Exercise aim » Retype the entries below exactly, and keep every picture out of your version.

Records to use »
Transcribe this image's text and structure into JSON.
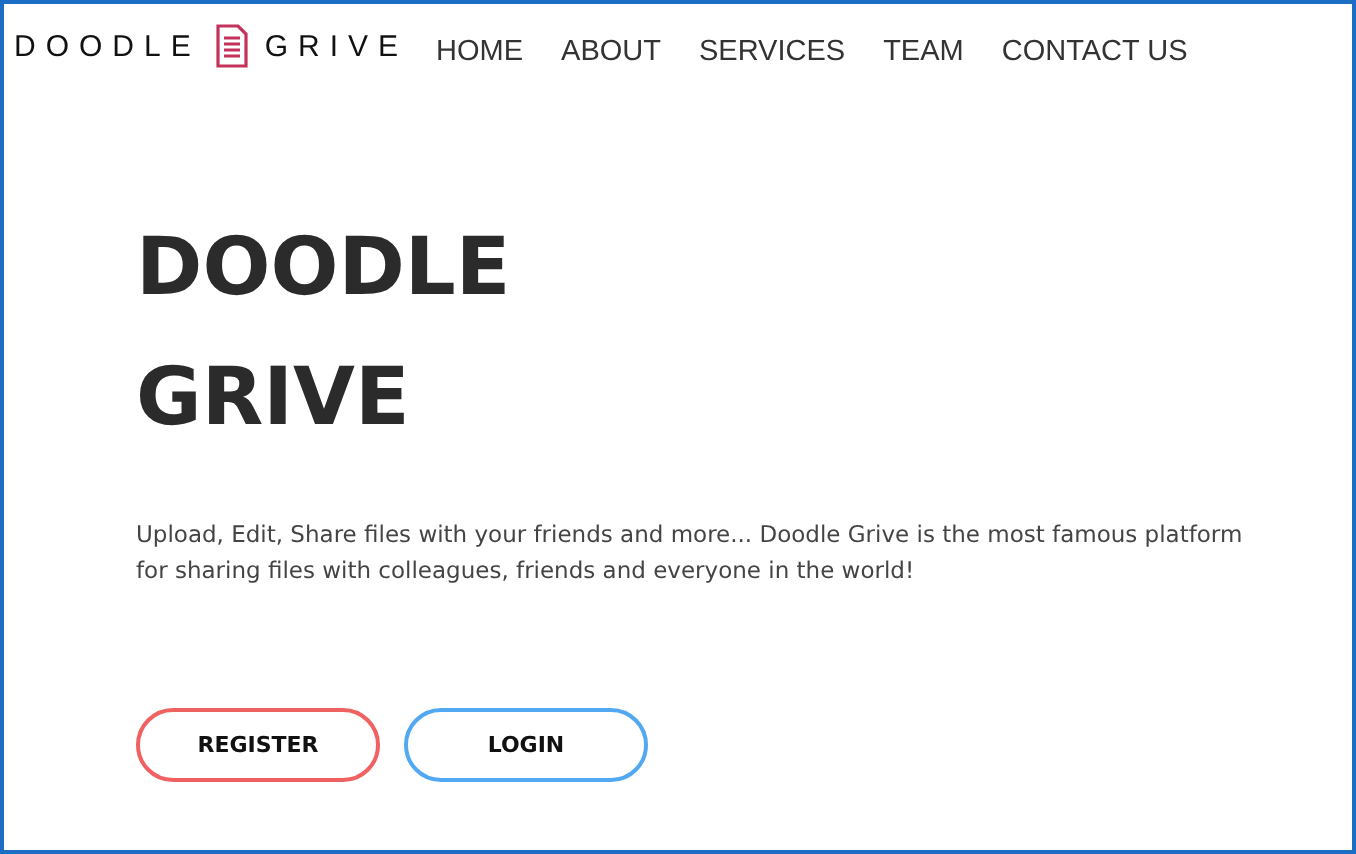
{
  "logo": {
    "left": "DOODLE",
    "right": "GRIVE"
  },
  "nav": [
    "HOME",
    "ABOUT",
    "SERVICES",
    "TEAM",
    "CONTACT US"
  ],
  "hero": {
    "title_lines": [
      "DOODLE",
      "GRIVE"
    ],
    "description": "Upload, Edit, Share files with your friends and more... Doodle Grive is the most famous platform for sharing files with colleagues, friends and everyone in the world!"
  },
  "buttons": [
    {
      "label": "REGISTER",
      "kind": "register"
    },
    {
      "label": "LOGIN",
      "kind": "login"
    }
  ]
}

Task solution »
Transcribe this image's text and structure into JSON.
{
  "logo": {
    "left": "DOODLE",
    "right": "GRIVE"
  },
  "nav": [
    "HOME",
    "ABOUT",
    "SERVICES",
    "TEAM",
    "CONTACT US"
  ],
  "hero": {
    "title_lines": [
      "DOODLE",
      "GRIVE"
    ],
    "description": "Upload, Edit, Share files with your friends and more... Doodle Grive is the most famous platform for sharing files with colleagues, friends and everyone in the world!"
  },
  "buttons": [
    {
      "label": "REGISTER",
      "kind": "register"
    },
    {
      "label": "LOGIN",
      "kind": "login"
    }
  ]
}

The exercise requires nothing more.